---------- Exercise data

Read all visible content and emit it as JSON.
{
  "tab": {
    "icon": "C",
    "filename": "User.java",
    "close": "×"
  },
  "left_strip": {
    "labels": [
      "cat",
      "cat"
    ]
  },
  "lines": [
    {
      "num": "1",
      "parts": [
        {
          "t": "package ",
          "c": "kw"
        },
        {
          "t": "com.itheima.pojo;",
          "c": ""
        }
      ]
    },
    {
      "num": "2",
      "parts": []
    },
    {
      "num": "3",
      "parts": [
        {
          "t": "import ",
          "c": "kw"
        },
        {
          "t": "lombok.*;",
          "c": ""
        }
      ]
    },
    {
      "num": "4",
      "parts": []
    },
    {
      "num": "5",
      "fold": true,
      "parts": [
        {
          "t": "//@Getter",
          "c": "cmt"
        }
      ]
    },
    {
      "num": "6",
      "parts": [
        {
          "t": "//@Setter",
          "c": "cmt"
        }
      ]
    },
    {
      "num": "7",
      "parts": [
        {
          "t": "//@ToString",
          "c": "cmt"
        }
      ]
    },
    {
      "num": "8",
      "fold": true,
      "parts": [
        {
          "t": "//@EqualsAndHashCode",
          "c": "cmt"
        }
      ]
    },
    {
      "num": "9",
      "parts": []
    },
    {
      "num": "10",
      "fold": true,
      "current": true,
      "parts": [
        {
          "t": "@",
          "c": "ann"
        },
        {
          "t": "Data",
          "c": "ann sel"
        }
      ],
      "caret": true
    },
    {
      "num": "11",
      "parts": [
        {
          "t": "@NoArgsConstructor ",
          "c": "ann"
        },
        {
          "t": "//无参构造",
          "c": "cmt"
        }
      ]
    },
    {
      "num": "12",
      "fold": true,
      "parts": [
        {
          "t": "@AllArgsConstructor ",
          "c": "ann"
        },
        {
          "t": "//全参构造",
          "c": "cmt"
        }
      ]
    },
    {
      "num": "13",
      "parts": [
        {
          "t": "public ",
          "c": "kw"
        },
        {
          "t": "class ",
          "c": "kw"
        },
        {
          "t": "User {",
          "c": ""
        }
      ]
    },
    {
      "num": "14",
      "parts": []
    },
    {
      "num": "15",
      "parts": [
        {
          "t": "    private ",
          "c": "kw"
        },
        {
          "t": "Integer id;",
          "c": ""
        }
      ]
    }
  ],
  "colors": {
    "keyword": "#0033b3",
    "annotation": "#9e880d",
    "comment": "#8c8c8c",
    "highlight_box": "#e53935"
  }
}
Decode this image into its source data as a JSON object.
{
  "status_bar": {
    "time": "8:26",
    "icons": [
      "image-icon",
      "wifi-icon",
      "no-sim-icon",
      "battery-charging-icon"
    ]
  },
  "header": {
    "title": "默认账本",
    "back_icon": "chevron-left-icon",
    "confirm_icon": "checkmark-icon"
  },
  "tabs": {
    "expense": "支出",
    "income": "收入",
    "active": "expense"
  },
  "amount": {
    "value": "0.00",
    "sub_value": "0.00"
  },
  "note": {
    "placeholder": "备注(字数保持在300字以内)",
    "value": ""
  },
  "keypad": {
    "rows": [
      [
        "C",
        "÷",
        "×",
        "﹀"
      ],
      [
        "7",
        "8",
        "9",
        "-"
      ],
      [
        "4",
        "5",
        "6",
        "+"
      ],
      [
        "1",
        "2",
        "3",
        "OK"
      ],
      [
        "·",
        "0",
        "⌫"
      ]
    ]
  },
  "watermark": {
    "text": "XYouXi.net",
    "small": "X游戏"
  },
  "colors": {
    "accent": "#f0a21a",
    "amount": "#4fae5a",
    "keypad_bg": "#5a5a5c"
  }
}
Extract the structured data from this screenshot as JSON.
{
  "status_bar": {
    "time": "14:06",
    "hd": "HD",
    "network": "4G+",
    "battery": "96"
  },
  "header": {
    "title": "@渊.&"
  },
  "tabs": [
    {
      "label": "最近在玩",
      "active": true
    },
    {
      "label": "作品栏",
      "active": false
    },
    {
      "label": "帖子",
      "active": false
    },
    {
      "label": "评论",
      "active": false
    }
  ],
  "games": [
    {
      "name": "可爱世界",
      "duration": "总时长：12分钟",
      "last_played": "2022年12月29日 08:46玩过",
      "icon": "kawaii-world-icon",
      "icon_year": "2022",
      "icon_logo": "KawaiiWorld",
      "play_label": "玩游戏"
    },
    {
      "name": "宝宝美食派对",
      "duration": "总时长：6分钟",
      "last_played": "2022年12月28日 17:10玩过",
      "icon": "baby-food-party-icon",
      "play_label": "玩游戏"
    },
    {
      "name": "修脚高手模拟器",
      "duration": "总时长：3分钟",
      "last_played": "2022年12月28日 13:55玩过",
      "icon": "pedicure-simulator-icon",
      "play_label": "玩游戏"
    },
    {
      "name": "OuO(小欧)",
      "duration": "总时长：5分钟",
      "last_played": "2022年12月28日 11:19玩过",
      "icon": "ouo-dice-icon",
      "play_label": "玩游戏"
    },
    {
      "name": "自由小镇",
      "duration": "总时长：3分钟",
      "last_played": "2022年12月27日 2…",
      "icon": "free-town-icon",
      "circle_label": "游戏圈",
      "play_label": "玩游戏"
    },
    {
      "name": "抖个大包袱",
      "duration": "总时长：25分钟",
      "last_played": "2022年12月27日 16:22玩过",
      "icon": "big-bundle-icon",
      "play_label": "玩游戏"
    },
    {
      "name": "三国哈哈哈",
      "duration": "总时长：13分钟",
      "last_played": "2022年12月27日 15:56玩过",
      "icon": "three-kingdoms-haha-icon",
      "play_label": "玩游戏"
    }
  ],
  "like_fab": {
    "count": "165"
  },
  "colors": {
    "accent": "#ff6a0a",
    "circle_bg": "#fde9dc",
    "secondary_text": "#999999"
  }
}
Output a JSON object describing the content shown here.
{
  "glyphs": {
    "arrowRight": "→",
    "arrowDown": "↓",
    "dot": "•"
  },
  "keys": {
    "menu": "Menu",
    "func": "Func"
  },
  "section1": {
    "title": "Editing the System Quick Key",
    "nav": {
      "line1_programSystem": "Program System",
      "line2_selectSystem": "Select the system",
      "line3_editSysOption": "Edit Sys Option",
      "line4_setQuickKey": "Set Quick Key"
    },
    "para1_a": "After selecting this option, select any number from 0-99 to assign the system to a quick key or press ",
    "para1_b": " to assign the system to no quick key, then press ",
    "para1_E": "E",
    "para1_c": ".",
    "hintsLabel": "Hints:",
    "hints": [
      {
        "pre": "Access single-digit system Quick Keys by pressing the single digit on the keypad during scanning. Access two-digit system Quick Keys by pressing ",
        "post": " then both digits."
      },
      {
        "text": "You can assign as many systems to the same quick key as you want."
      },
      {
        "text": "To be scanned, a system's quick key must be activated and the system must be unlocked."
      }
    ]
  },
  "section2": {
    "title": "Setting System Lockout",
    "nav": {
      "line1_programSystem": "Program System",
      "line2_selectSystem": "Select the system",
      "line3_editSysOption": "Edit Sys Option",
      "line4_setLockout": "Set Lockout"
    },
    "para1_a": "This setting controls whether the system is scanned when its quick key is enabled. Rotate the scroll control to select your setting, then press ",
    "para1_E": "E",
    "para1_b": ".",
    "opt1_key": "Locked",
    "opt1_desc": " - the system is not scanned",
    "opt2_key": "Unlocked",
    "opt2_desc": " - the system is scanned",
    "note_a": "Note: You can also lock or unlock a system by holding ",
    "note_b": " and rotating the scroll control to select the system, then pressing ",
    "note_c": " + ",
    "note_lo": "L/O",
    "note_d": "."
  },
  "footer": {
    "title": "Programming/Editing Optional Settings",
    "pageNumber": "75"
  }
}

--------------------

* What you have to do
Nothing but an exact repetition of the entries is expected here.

* Result
Read all visible content and emit it as JSON.
{
  "tab": {
    "icon": "C",
    "filename": "User.java",
    "close": "×"
  },
  "left_strip": {
    "labels": [
      "cat",
      "cat"
    ]
  },
  "lines": [
    {
      "num": "1",
      "parts": [
        {
          "t": "package ",
          "c": "kw"
        },
        {
          "t": "com.itheima.pojo;",
          "c": ""
        }
      ]
    },
    {
      "num": "2",
      "parts": []
    },
    {
      "num": "3",
      "parts": [
        {
          "t": "import ",
          "c": "kw"
        },
        {
          "t": "lombok.*;",
          "c": ""
        }
      ]
    },
    {
      "num": "4",
      "parts": []
    },
    {
      "num": "5",
      "fold": true,
      "parts": [
        {
          "t": "//@Getter",
          "c": "cmt"
        }
      ]
    },
    {
      "num": "6",
      "parts": [
        {
          "t": "//@Setter",
          "c": "cmt"
        }
      ]
    },
    {
      "num": "7",
      "parts": [
        {
          "t": "//@ToString",
          "c": "cmt"
        }
      ]
    },
    {
      "num": "8",
      "fold": true,
      "parts": [
        {
          "t": "//@EqualsAndHashCode",
          "c": "cmt"
        }
      ]
    },
    {
      "num": "9",
      "parts": []
    },
    {
      "num": "10",
      "fold": true,
      "current": true,
      "parts": [
        {
          "t": "@",
          "c": "ann"
        },
        {
          "t": "Data",
          "c": "ann sel"
        }
      ],
      "caret": true
    },
    {
      "num": "11",
      "parts": [
        {
          "t": "@NoArgsConstructor ",
          "c": "ann"
        },
        {
          "t": "//无参构造",
          "c": "cmt"
        }
      ]
    },
    {
      "num": "12",
      "fold": true,
      "parts": [
        {
          "t": "@AllArgsConstructor ",
          "c": "ann"
        },
        {
          "t": "//全参构造",
          "c": "cmt"
        }
      ]
    },
    {
      "num": "13",
      "parts": [
        {
          "t": "public ",
          "c": "kw"
        },
        {
          "t": "class ",
          "c": "kw"
        },
        {
          "t": "User {",
          "c": ""
        }
      ]
    },
    {
      "num": "14",
      "parts": []
    },
    {
      "num": "15",
      "parts": [
        {
          "t": "    private ",
          "c": "kw"
        },
        {
          "t": "Integer id;",
          "c": ""
        }
      ]
    }
  ],
  "colors": {
    "keyword": "#0033b3",
    "annotation": "#9e880d",
    "comment": "#8c8c8c",
    "highlight_box": "#e53935"
  }
}
Decode this image into its source data as a JSON object.
{
  "status_bar": {
    "time": "8:26",
    "icons": [
      "image-icon",
      "wifi-icon",
      "no-sim-icon",
      "battery-charging-icon"
    ]
  },
  "header": {
    "title": "默认账本",
    "back_icon": "chevron-left-icon",
    "confirm_icon": "checkmark-icon"
  },
  "tabs": {
    "expense": "支出",
    "income": "收入",
    "active": "expense"
  },
  "amount": {
    "value": "0.00",
    "sub_value": "0.00"
  },
  "note": {
    "placeholder": "备注(字数保持在300字以内)",
    "value": ""
  },
  "keypad": {
    "rows": [
      [
        "C",
        "÷",
        "×",
        "﹀"
      ],
      [
        "7",
        "8",
        "9",
        "-"
      ],
      [
        "4",
        "5",
        "6",
        "+"
      ],
      [
        "1",
        "2",
        "3",
        "OK"
      ],
      [
        "·",
        "0",
        "⌫"
      ]
    ]
  },
  "watermark": {
    "text": "XYouXi.net",
    "small": "X游戏"
  },
  "colors": {
    "accent": "#f0a21a",
    "amount": "#4fae5a",
    "keypad_bg": "#5a5a5c"
  }
}
Extract the structured data from this screenshot as JSON.
{
  "status_bar": {
    "time": "14:06",
    "hd": "HD",
    "network": "4G+",
    "battery": "96"
  },
  "header": {
    "title": "@渊.&"
  },
  "tabs": [
    {
      "label": "最近在玩",
      "active": true
    },
    {
      "label": "作品栏",
      "active": false
    },
    {
      "label": "帖子",
      "active": false
    },
    {
      "label": "评论",
      "active": false
    }
  ],
  "games": [
    {
      "name": "可爱世界",
      "duration": "总时长：12分钟",
      "last_played": "2022年12月29日 08:46玩过",
      "icon": "kawaii-world-icon",
      "icon_year": "2022",
      "icon_logo": "KawaiiWorld",
      "play_label": "玩游戏"
    },
    {
      "name": "宝宝美食派对",
      "duration": "总时长：6分钟",
      "last_played": "2022年12月28日 17:10玩过",
      "icon": "baby-food-party-icon",
      "play_label": "玩游戏"
    },
    {
      "name": "修脚高手模拟器",
      "duration": "总时长：3分钟",
      "last_played": "2022年12月28日 13:55玩过",
      "icon": "pedicure-simulator-icon",
      "play_label": "玩游戏"
    },
    {
      "name": "OuO(小欧)",
      "duration": "总时长：5分钟",
      "last_played": "2022年12月28日 11:19玩过",
      "icon": "ouo-dice-icon",
      "play_label": "玩游戏"
    },
    {
      "name": "自由小镇",
      "duration": "总时长：3分钟",
      "last_played": "2022年12月27日 2…",
      "icon": "free-town-icon",
      "circle_label": "游戏圈",
      "play_label": "玩游戏"
    },
    {
      "name": "抖个大包袱",
      "duration": "总时长：25分钟",
      "last_played": "2022年12月27日 16:22玩过",
      "icon": "big-bundle-icon",
      "play_label": "玩游戏"
    },
    {
      "name": "三国哈哈哈",
      "duration": "总时长：13分钟",
      "last_played": "2022年12月27日 15:56玩过",
      "icon": "three-kingdoms-haha-icon",
      "play_label": "玩游戏"
    }
  ],
  "like_fab": {
    "count": "165"
  },
  "colors": {
    "accent": "#ff6a0a",
    "circle_bg": "#fde9dc",
    "secondary_text": "#999999"
  }
}
Output a JSON object describing the content shown here.
{
  "glyphs": {
    "arrowRight": "→",
    "arrowDown": "↓",
    "dot": "•"
  },
  "keys": {
    "menu": "Menu",
    "func": "Func"
  },
  "section1": {
    "title": "Editing the System Quick Key",
    "nav": {
      "line1_programSystem": "Program System",
      "line2_selectSystem": "Select the system",
      "line3_editSysOption": "Edit Sys Option",
      "line4_setQuickKey": "Set Quick Key"
    },
    "para1_a": "After selecting this option, select any number from 0-99 to assign the system to a quick key or press ",
    "para1_b": " to assign the system to no quick key, then press ",
    "para1_E": "E",
    "para1_c": ".",
    "hintsLabel": "Hints:",
    "hints": [
      {
        "pre": "Access single-digit system Quick Keys by pressing the single digit on the keypad during scanning. Access two-digit system Quick Keys by pressing ",
        "post": " then both digits."
      },
      {
        "text": "You can assign as many systems to the same quick key as you want."
      },
      {
        "text": "To be scanned, a system's quick key must be activated and the system must be unlocked."
      }
    ]
  },
  "section2": {
    "title": "Setting System Lockout",
    "nav": {
      "line1_programSystem": "Program System",
      "line2_selectSystem": "Select the system",
      "line3_editSysOption": "Edit Sys Option",
      "line4_setLockout": "Set Lockout"
    },
    "para1_a": "This setting controls whether the system is scanned when its quick key is enabled. Rotate the scroll control to select your setting, then press ",
    "para1_E": "E",
    "para1_b": ".",
    "opt1_key": "Locked",
    "opt1_desc": " - the system is not scanned",
    "opt2_key": "Unlocked",
    "opt2_desc": " - the system is scanned",
    "note_a": "Note: You can also lock or unlock a system by holding ",
    "note_b": " and rotating the scroll control to select the system, then pressing ",
    "note_c": " + ",
    "note_lo": "L/O",
    "note_d": "."
  },
  "footer": {
    "title": "Programming/Editing Optional Settings",
    "pageNumber": "75"
  }
}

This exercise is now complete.